(Assigned task):
The response must contain every line from the records below that has "name".

*** Information provided Section Begins ***

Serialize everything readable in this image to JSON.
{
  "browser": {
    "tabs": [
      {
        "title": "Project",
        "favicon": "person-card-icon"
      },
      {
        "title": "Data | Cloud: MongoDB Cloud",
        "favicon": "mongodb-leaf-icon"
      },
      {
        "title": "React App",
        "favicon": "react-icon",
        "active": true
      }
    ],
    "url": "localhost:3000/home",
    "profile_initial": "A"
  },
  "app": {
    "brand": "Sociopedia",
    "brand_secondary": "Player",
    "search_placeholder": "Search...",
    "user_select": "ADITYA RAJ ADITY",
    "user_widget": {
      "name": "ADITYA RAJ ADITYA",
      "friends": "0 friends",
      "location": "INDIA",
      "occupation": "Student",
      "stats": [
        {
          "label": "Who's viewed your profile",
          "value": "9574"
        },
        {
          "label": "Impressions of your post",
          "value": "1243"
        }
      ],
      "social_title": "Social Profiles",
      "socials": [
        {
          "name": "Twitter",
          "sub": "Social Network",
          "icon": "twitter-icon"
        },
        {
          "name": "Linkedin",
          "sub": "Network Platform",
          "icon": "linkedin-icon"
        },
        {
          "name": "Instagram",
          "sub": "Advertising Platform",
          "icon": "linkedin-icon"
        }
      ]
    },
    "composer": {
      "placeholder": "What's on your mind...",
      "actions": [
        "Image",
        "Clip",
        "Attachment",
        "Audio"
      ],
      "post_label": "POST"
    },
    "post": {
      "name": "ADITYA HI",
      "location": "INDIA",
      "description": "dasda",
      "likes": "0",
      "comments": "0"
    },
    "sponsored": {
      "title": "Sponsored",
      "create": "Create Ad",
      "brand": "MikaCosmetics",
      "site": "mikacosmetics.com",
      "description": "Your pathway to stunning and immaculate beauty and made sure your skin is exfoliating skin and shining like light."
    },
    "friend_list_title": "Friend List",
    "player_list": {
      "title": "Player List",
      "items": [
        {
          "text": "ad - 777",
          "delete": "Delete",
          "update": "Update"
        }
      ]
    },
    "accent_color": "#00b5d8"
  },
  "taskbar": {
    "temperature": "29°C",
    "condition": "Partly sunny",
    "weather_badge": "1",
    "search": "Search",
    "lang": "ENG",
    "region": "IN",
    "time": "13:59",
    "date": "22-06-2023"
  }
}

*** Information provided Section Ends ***

(Expected answer):
      "name": "ADITYA RAJ ADITYA",
          "name": "Twitter",
          "name": "Linkedin",
          "name": "Instagram",
      "name": "ADITYA HI",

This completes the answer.